Qin Wenchen’s “The Light of the Deities” takes us to Tibet with this haiku:
Back to our mountains .
The light of the deities on the desolate plateau.
His note says his childhood was spent on the grassland of Inner Mongolia; that he moved by nature, that “the greatest art in in nature.” He did a good job with making art with the sounds of the orchestra, evoking the sounds of wind and arid highlands. This was a well-balanced piece with the drums building in intensity at the end.
The final piece by Guo Wenjing called “Zang” was the most poetic of the six. The notes explain Tibetan references: the dance music of the Lamas (Zang), the sacred bird, a memorial service. “The piece is a pilgrimage of the composer’s heart.” This piece ended quietly.
The audience was most appreciative of the range and talents showed in these compositions and the talents of the orchestra in performing music that for them was entirely new. It was new to us, too. It revealed a pride and a confidence that reflects China as a rising power. Don’t be surprised if one or more of these pieces turns up in an orchestral program. The time is ripe.
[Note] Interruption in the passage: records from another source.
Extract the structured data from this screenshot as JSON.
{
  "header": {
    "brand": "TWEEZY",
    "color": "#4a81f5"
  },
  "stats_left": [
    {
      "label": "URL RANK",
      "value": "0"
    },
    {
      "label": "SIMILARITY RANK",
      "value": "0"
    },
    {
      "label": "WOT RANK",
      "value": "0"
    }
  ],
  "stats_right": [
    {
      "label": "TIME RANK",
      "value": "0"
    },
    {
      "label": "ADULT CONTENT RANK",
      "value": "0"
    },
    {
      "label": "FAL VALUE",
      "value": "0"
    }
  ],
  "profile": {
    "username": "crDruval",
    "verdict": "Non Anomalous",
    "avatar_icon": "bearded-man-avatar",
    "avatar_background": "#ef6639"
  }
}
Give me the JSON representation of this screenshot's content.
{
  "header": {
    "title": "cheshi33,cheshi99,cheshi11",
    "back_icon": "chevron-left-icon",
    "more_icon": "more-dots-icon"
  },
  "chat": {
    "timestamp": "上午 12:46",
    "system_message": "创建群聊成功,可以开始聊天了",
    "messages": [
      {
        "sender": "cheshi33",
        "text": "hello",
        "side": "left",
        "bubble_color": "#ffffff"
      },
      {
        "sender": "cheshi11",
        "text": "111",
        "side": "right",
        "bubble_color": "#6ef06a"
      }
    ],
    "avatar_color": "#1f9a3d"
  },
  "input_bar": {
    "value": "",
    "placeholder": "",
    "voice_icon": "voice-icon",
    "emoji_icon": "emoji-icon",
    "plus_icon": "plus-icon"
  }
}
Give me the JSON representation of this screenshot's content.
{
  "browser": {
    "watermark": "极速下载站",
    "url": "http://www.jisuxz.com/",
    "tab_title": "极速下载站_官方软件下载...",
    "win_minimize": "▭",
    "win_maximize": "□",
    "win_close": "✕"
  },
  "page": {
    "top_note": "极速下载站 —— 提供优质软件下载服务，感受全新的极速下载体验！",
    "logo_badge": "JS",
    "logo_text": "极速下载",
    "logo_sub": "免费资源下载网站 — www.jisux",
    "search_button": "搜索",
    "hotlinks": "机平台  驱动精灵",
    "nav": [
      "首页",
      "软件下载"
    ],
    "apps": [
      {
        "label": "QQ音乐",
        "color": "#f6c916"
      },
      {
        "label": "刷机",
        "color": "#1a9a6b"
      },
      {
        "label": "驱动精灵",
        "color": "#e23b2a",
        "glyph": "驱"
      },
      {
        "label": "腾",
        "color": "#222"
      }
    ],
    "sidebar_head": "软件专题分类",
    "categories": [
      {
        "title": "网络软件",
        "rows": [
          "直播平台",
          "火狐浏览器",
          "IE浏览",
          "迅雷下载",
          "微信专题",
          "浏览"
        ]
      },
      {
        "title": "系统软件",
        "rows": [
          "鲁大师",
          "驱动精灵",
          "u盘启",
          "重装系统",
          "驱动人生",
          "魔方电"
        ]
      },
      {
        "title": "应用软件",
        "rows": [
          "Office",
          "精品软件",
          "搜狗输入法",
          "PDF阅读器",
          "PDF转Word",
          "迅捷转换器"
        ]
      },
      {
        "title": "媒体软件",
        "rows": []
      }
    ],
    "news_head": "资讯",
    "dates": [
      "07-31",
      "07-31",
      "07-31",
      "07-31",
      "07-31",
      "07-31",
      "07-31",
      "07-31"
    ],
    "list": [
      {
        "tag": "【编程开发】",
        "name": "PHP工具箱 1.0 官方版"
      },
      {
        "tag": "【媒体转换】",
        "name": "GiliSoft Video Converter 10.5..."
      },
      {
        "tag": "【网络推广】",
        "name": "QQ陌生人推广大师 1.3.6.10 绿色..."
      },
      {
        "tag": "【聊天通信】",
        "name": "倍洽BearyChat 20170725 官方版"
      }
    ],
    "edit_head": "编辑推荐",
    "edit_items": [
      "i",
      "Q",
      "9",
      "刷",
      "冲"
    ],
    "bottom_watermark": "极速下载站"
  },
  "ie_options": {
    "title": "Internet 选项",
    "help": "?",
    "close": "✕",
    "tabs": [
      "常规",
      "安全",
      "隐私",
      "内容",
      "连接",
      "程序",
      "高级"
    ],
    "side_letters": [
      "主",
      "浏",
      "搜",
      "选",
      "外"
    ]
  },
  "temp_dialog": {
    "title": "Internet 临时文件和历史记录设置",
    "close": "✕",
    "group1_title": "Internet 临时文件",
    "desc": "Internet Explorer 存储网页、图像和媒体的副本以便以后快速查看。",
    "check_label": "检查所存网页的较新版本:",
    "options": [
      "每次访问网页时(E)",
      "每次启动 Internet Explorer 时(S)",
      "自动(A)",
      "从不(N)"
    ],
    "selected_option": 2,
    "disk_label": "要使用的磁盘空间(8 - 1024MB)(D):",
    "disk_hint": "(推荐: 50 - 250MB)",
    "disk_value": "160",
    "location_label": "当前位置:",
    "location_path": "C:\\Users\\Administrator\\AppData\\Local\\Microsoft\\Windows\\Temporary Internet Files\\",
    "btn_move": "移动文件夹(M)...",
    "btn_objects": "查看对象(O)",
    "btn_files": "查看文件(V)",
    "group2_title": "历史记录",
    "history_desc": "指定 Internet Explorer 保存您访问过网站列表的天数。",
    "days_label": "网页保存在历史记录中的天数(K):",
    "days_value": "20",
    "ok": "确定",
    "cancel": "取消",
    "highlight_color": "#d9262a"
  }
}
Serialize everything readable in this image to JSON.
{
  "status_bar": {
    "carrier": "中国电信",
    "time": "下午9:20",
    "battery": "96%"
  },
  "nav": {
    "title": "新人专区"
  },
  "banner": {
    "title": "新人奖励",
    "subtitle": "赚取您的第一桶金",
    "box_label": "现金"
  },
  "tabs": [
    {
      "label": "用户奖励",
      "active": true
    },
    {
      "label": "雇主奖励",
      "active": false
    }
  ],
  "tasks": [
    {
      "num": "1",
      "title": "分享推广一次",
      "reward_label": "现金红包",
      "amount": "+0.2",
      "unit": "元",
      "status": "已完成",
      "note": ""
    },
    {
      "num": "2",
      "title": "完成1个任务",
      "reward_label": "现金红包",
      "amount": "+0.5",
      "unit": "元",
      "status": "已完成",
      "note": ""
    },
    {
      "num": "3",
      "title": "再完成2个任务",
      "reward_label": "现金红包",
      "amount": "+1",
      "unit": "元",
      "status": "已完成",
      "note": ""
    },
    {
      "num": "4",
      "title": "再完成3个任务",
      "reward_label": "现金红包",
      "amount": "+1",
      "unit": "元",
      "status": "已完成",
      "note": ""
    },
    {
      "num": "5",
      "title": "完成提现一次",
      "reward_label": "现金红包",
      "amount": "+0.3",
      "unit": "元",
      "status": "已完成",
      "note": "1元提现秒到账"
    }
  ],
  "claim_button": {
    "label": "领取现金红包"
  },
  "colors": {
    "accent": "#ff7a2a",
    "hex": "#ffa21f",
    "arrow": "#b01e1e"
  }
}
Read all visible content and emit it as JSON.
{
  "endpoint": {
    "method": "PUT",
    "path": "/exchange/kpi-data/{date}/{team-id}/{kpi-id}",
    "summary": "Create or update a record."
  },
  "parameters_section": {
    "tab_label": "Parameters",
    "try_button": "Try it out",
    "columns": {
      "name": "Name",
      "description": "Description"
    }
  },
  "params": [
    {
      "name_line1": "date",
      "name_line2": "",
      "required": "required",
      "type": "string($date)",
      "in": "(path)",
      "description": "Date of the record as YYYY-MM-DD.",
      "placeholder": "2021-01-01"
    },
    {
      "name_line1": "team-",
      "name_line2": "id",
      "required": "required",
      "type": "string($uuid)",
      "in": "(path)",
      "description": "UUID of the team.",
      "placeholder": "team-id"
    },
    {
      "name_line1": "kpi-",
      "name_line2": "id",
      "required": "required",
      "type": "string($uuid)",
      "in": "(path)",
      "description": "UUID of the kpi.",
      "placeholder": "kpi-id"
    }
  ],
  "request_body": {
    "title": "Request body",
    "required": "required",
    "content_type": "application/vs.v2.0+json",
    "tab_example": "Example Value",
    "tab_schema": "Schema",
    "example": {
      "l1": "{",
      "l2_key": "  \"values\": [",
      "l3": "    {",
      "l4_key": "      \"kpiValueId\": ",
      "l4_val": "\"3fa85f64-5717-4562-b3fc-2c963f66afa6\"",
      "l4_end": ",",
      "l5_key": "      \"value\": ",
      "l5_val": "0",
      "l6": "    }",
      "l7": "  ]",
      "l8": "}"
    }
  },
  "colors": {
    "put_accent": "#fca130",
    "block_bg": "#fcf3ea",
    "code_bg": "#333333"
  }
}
All these pieces are by talented composers who well understand how to use an orchestra.
Stephen Kaye is a member of the Bard Music Conservatory advisory board.